What is required
If a line in the entries includes "name", show that line.

Given information
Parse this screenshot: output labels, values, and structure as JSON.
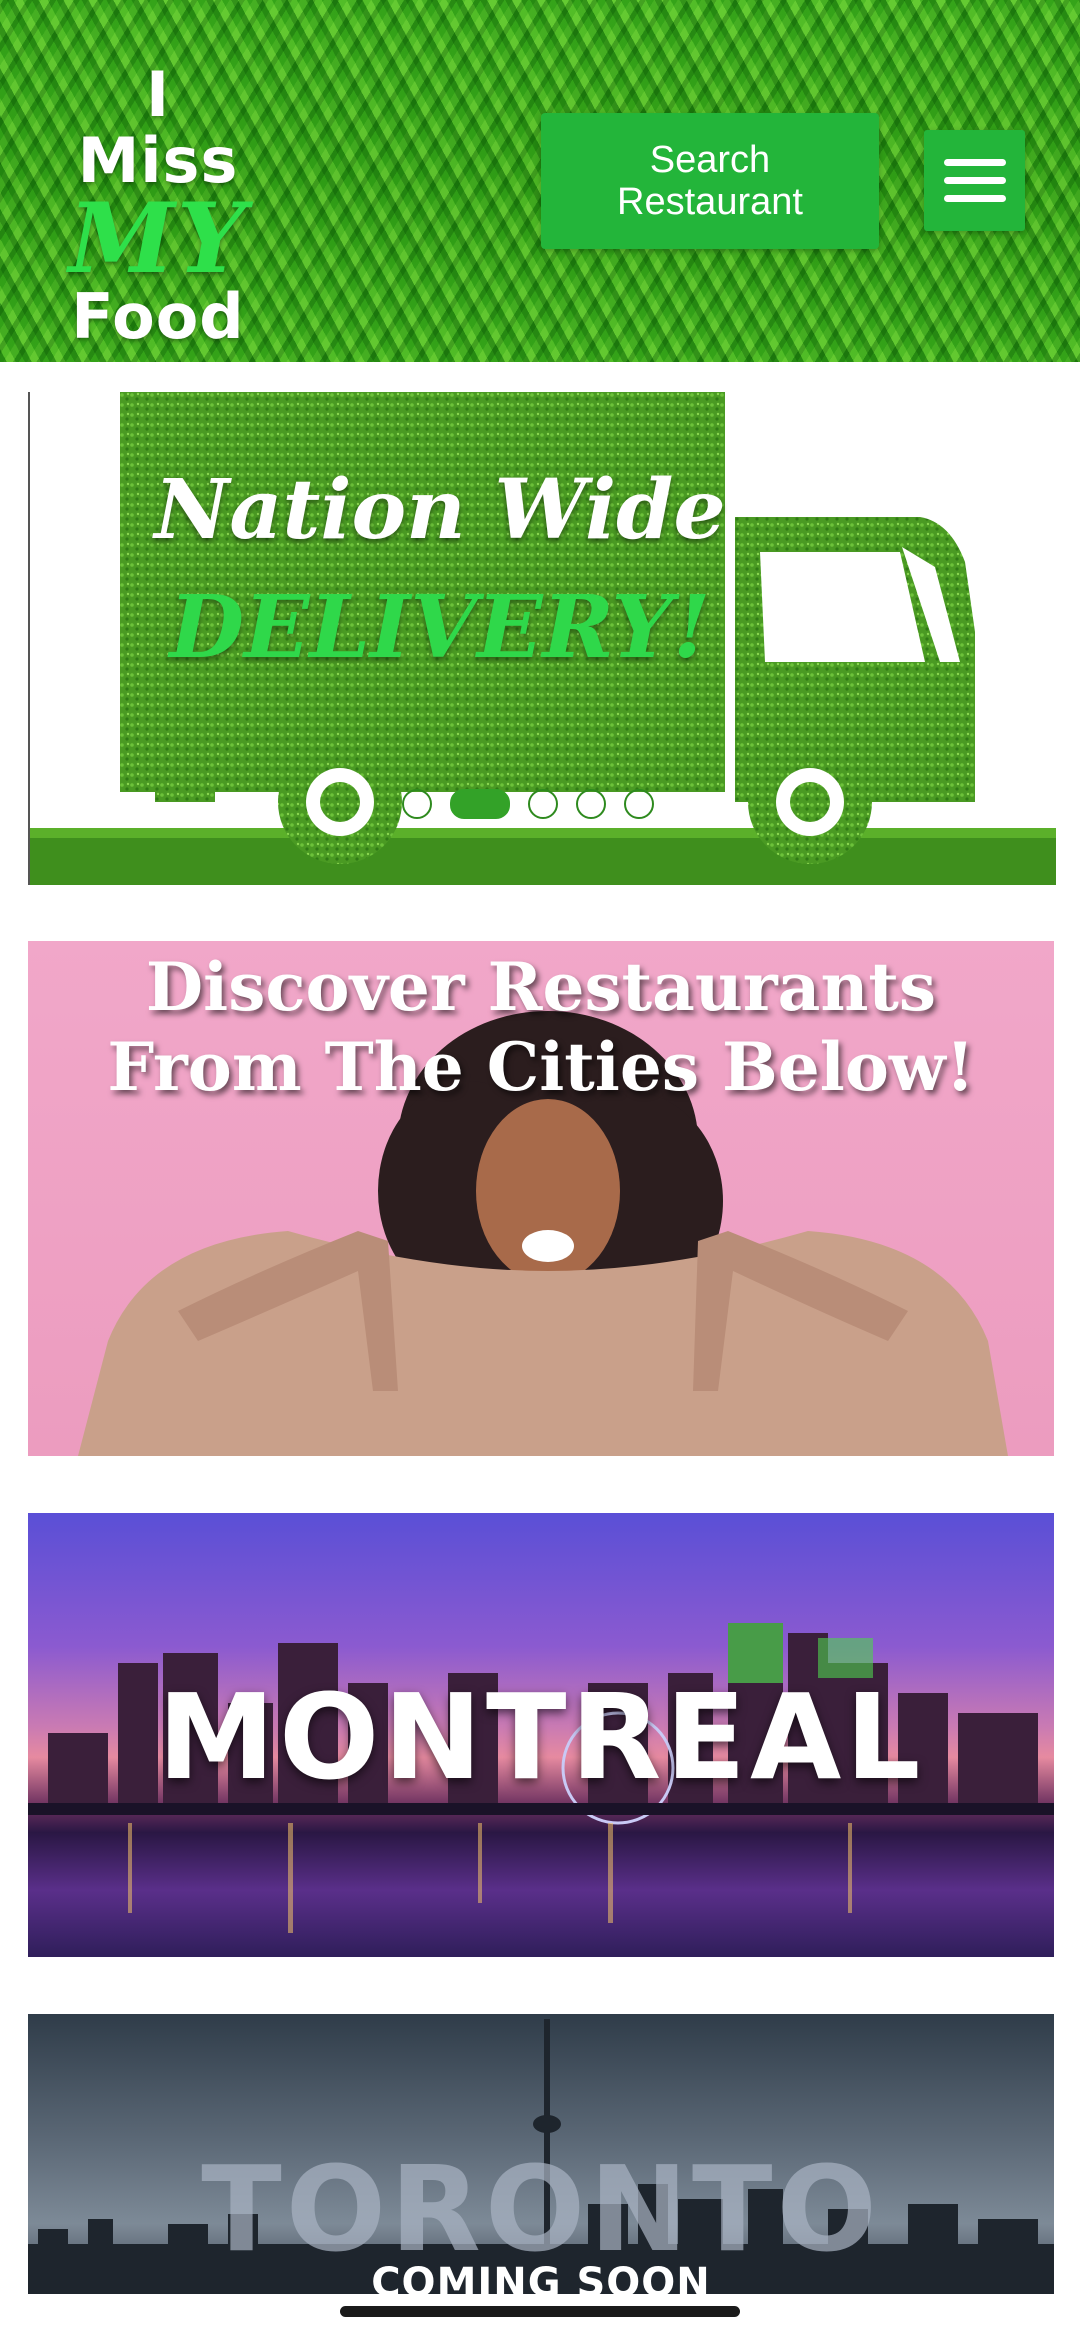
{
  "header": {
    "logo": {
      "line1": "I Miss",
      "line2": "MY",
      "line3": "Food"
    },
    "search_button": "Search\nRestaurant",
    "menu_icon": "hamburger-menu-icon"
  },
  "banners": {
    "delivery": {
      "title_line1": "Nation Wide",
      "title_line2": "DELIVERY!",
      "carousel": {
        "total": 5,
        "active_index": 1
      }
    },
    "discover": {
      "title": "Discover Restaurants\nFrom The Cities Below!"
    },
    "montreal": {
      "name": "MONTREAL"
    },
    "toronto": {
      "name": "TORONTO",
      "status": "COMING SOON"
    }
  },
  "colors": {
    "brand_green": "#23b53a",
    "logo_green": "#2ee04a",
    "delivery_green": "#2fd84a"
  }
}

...

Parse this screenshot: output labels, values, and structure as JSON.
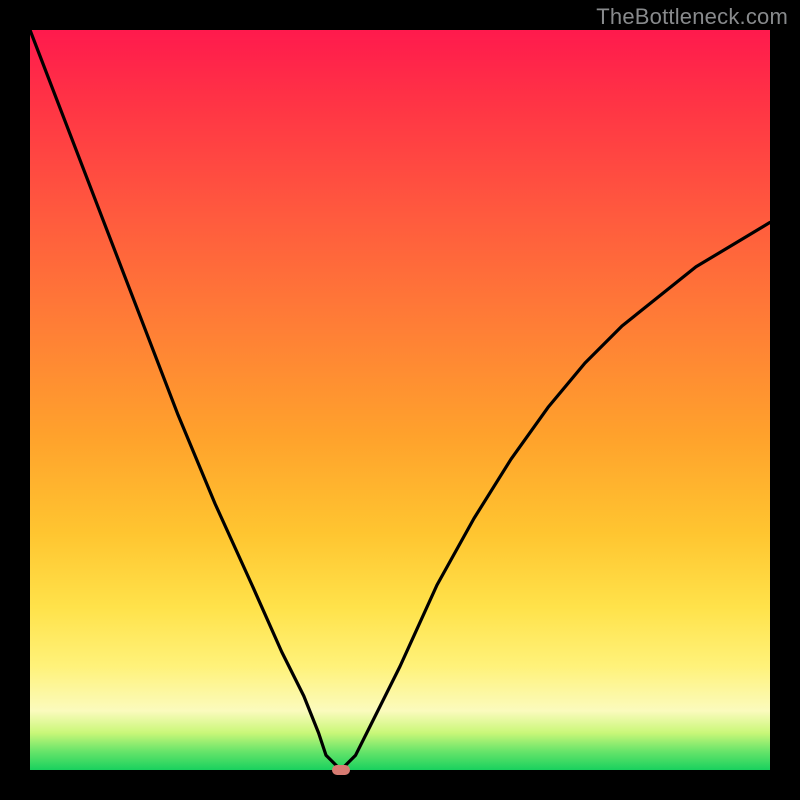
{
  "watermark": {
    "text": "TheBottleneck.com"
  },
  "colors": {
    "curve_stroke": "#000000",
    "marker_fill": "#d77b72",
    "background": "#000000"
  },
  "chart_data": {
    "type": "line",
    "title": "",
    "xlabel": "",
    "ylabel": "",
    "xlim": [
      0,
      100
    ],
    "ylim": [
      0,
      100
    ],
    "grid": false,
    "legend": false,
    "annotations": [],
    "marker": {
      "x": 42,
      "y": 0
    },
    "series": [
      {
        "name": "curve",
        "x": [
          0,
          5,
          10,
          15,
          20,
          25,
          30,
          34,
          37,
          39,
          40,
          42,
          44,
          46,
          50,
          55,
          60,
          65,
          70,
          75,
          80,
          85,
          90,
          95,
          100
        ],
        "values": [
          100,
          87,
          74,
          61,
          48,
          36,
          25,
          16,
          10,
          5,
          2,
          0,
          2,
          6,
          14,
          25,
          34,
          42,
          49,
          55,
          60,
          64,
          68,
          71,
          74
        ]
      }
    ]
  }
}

Answer section
      "name": "MONTREAL"
      "name": "TORONTO",
        "name": "curve",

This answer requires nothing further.